Continue the "find" and there is Black Balthazar, the Ethopian King as the author identifies him, with his train borne by a white page, to signify equality of the races, she says. So, vet your sources, see if you agree, see what is objective fact, if anything, and what is authorly surmise and wishful thinking. Always interesting, not always reliable, is that so? Couldn't Balthazar, even if black (is that Biblical, be from elsewhere?)10. We will now turn to a conception altogether different, and equally a masterpiece; it is the small but exquisitely finished composition by Rembrandt. (Grosvenor Gal.) The scene is the garden in front of the house of Zacharias; Elizabeth is descending the steps in haste to receive and embrace with outstretched arms the Virgin Mary, who appears to have just alighted from her journey. The aged Zacharias, supported by a youth, is seen following Elizabeth to welcome their guest. Behind Mary stands a black female attendant, in the act of removing a mantle from her shoulders; in the background a servant, or (as I think) Joseph, holds the ass on which Mary has journeyed; a peacock with a gem-like train, and a hen with a brood of chickens (the latter the emblem of maternity), are in the foreground. Though the representation thus conceived appears like a scene of every-day life, nothing can be more poetical than the treatment, more intensely true and noble than the expression of the diminutive figures, more masterly and finished than the execution, more magical and lustrous than the effect of the whole. The work of Albertinelli, in its large and solemn beauty and religious significance, is worthy of being placed over an altar, on which we might offer up the work of Rembrandt as men offer incense, gems, and gold.
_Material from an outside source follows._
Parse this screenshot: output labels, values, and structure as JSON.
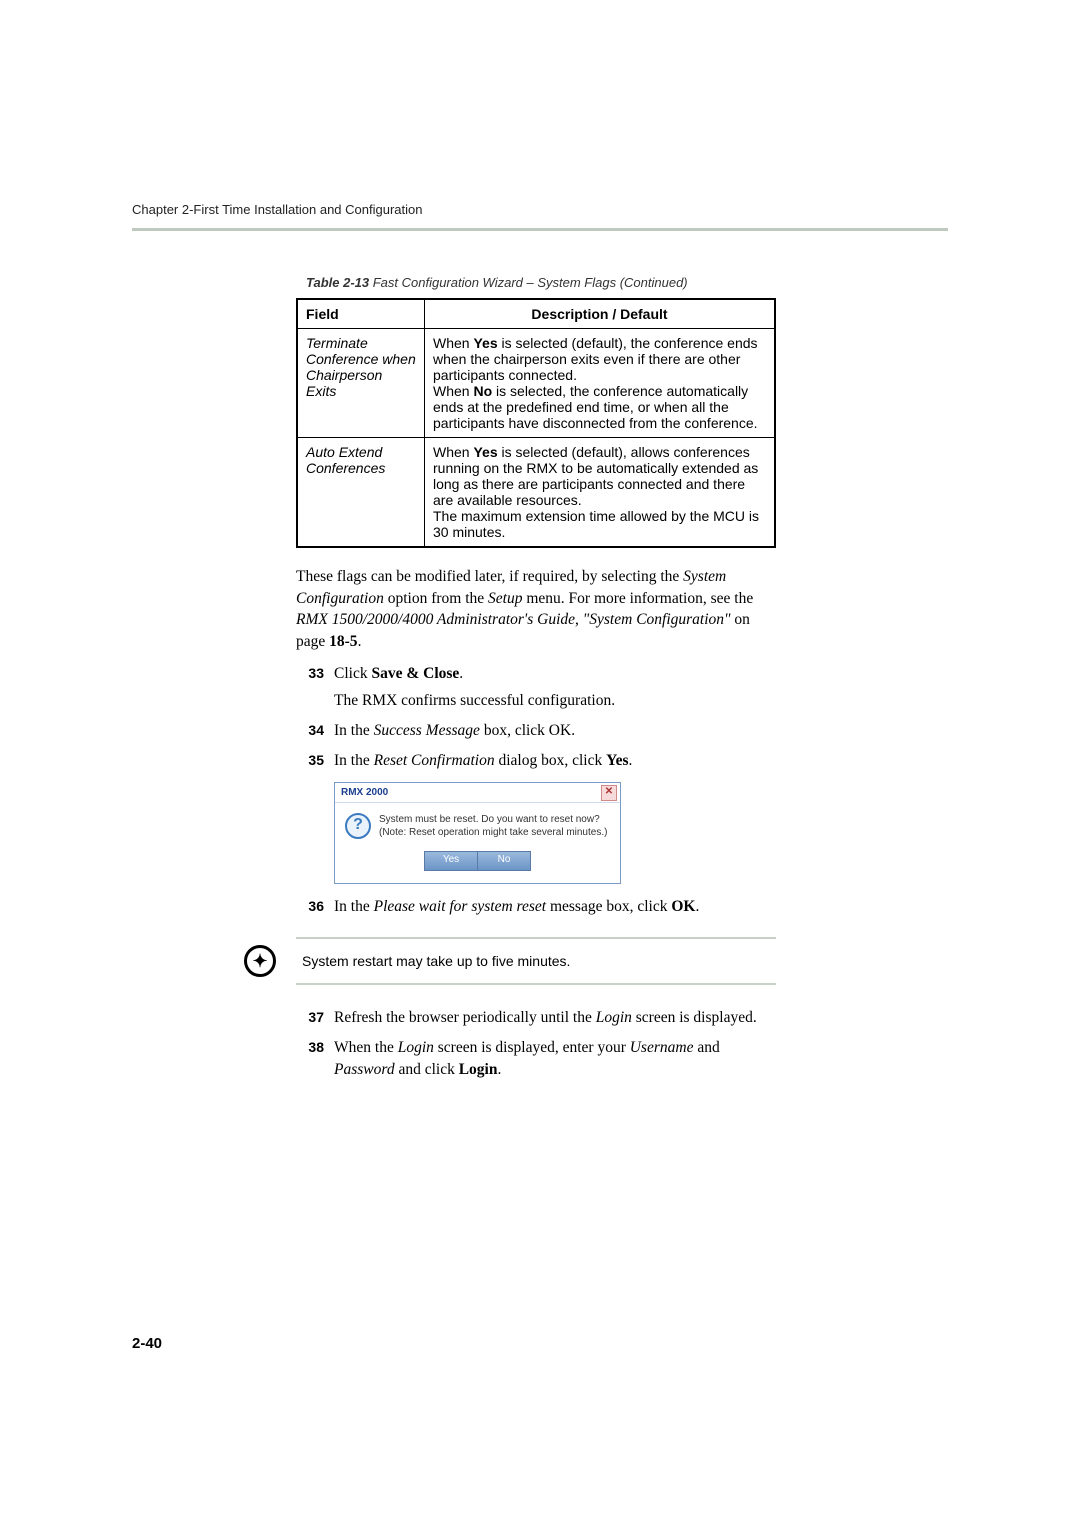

Find a website on Black Madonnas from the University of Dayton at ://campus.udayton.edu/mary/resources/blackm/blackm03.html
Now: go to the first half of the way over, from Italy, at Italy Road Ways, Italian Side, Alps, Gran San Bernardino.
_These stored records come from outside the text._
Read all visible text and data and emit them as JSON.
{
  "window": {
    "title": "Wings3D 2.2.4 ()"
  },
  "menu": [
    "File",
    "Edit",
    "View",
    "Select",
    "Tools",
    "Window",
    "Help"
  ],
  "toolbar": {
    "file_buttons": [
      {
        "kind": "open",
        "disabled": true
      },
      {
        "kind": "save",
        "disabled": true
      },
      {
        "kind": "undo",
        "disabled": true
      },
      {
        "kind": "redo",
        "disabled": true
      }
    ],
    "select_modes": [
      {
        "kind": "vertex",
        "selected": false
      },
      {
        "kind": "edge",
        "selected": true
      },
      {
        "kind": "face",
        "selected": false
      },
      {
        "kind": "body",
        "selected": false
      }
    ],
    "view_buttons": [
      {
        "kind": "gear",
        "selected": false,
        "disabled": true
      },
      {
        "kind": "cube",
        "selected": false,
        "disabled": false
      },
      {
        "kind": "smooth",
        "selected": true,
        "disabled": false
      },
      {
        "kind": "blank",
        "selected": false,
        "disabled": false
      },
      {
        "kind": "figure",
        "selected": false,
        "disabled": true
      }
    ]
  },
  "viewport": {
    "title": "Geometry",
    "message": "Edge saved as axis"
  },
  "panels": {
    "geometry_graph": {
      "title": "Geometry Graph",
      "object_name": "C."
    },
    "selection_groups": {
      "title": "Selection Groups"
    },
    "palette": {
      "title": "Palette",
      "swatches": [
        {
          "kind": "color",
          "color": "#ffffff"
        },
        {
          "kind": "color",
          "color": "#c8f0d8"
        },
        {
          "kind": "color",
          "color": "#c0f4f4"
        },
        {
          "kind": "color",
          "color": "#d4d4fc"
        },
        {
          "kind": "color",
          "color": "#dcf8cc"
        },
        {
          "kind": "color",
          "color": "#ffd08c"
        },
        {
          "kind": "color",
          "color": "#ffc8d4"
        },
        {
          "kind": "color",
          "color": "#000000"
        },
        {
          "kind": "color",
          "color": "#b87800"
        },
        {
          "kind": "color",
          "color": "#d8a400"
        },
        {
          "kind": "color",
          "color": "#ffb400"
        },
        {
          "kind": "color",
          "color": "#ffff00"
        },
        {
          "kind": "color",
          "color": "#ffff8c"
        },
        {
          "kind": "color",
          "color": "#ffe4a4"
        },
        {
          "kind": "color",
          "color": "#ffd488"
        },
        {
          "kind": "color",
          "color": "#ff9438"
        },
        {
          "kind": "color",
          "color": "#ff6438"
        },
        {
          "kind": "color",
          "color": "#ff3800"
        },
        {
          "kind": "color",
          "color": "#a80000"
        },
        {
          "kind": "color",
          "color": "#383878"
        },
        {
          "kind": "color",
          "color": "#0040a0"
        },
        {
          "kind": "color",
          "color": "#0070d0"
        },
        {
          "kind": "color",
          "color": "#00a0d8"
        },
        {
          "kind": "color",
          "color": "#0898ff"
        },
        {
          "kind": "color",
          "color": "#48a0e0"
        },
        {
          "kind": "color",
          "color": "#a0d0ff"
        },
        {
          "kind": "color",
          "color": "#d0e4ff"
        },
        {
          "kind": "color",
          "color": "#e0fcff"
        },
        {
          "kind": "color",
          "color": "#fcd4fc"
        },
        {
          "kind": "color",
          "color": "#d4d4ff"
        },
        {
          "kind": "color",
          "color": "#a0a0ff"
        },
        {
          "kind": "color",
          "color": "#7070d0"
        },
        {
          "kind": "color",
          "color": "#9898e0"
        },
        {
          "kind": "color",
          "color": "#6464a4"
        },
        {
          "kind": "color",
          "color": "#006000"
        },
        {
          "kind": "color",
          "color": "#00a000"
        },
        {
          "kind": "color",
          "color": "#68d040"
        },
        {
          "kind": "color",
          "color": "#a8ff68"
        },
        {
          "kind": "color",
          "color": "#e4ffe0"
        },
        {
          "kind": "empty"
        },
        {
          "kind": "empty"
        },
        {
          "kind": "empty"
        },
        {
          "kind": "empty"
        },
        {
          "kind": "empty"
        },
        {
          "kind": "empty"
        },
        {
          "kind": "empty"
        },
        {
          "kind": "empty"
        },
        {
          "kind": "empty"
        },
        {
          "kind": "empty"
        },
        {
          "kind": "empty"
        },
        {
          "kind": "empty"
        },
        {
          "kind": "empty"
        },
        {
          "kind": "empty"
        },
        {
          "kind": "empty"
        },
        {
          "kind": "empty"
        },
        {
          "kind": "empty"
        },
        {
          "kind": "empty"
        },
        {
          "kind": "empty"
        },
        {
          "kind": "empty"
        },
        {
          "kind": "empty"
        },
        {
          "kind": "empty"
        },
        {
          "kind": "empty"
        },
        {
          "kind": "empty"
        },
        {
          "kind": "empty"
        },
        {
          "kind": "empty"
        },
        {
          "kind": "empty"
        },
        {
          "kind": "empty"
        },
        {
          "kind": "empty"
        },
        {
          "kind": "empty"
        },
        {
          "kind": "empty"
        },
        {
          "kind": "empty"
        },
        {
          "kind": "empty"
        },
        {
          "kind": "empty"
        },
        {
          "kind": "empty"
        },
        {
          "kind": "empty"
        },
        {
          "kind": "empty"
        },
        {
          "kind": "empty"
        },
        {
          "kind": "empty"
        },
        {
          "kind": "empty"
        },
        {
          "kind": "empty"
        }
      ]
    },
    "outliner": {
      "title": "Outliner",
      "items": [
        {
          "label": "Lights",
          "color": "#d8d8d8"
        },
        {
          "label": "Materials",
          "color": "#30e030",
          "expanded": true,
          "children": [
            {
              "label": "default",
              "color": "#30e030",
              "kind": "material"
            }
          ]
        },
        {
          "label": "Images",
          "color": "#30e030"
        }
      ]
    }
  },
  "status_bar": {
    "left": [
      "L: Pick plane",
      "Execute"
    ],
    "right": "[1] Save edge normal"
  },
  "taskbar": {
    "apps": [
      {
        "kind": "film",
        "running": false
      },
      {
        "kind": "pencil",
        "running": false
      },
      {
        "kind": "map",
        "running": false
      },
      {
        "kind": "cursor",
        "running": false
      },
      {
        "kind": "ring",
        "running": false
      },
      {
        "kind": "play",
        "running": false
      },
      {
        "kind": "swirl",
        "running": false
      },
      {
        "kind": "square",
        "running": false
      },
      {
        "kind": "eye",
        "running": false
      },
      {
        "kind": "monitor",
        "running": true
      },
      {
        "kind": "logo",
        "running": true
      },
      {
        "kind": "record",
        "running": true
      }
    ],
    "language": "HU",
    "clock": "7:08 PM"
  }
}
We came from the south, Aosta on the Italian side, toward Martigny on the Swiss side, through the Gran San Bernardo Pass - abbreviated as GSB on the green road signs, on the highways. Note that the Gran San Bernardo is different from the less taxing Bernardino Pass.
For the lesser San Bernardino, see ://www.planetware.com/switzerland/san-bernardino-pass-road-ch-gr-spr.htm/ That lower, and easier, San Bernardino Pass, has had its place in enabling ordinary people to cross over, but has not been pivotal in history, as has the Great Saint Bernard.